⟨

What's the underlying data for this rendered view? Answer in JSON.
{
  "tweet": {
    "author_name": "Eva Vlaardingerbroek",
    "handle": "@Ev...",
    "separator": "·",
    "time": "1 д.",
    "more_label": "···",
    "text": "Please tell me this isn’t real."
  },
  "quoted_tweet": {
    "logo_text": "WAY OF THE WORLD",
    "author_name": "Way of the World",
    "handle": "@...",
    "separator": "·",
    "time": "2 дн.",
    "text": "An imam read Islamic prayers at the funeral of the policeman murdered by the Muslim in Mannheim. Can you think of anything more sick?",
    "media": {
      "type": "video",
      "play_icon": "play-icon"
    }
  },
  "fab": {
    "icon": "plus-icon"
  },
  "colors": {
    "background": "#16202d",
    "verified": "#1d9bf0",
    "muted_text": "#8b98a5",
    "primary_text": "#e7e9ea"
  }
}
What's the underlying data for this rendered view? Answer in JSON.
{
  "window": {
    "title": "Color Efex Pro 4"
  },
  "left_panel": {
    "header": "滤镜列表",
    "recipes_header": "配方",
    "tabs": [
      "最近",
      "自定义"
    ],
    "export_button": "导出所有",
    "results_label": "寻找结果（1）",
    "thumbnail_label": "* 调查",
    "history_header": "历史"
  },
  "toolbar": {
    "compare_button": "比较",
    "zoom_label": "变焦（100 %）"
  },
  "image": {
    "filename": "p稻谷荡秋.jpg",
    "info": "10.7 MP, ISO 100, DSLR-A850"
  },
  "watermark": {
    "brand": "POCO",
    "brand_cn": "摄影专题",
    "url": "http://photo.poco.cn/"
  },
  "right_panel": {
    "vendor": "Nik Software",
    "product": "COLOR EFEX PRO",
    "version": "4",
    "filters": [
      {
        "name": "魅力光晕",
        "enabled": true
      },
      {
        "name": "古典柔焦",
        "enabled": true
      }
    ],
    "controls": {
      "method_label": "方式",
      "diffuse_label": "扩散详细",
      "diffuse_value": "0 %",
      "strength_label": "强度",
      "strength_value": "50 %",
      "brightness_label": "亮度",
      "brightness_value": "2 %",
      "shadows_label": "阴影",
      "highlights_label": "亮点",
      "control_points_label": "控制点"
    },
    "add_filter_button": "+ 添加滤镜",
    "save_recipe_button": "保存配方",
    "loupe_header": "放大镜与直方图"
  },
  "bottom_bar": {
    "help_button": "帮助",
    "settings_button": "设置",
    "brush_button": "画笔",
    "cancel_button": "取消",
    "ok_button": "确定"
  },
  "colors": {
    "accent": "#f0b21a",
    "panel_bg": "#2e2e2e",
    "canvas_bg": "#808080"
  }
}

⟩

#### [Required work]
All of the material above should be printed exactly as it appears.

#### [Solved exercise]
What's the underlying data for this rendered view? Answer in JSON.
{
  "tweet": {
    "author_name": "Eva Vlaardingerbroek",
    "handle": "@Ev...",
    "separator": "·",
    "time": "1 д.",
    "more_label": "···",
    "text": "Please tell me this isn’t real."
  },
  "quoted_tweet": {
    "logo_text": "WAY OF THE WORLD",
    "author_name": "Way of the World",
    "handle": "@...",
    "separator": "·",
    "time": "2 дн.",
    "text": "An imam read Islamic prayers at the funeral of the policeman murdered by the Muslim in Mannheim. Can you think of anything more sick?",
    "media": {
      "type": "video",
      "play_icon": "play-icon"
    }
  },
  "fab": {
    "icon": "plus-icon"
  },
  "colors": {
    "background": "#16202d",
    "verified": "#1d9bf0",
    "muted_text": "#8b98a5",
    "primary_text": "#e7e9ea"
  }
}
What's the underlying data for this rendered view? Answer in JSON.
{
  "window": {
    "title": "Color Efex Pro 4"
  },
  "left_panel": {
    "header": "滤镜列表",
    "recipes_header": "配方",
    "tabs": [
      "最近",
      "自定义"
    ],
    "export_button": "导出所有",
    "results_label": "寻找结果（1）",
    "thumbnail_label": "* 调查",
    "history_header": "历史"
  },
  "toolbar": {
    "compare_button": "比较",
    "zoom_label": "变焦（100 %）"
  },
  "image": {
    "filename": "p稻谷荡秋.jpg",
    "info": "10.7 MP, ISO 100, DSLR-A850"
  },
  "watermark": {
    "brand": "POCO",
    "brand_cn": "摄影专题",
    "url": "http://photo.poco.cn/"
  },
  "right_panel": {
    "vendor": "Nik Software",
    "product": "COLOR EFEX PRO",
    "version": "4",
    "filters": [
      {
        "name": "魅力光晕",
        "enabled": true
      },
      {
        "name": "古典柔焦",
        "enabled": true
      }
    ],
    "controls": {
      "method_label": "方式",
      "diffuse_label": "扩散详细",
      "diffuse_value": "0 %",
      "strength_label": "强度",
      "strength_value": "50 %",
      "brightness_label": "亮度",
      "brightness_value": "2 %",
      "shadows_label": "阴影",
      "highlights_label": "亮点",
      "control_points_label": "控制点"
    },
    "add_filter_button": "+ 添加滤镜",
    "save_recipe_button": "保存配方",
    "loupe_header": "放大镜与直方图"
  },
  "bottom_bar": {
    "help_button": "帮助",
    "settings_button": "设置",
    "brush_button": "画笔",
    "cancel_button": "取消",
    "ok_button": "确定"
  },
  "colors": {
    "accent": "#f0b21a",
    "panel_bg": "#2e2e2e",
    "canvas_bg": "#808080"
  }
}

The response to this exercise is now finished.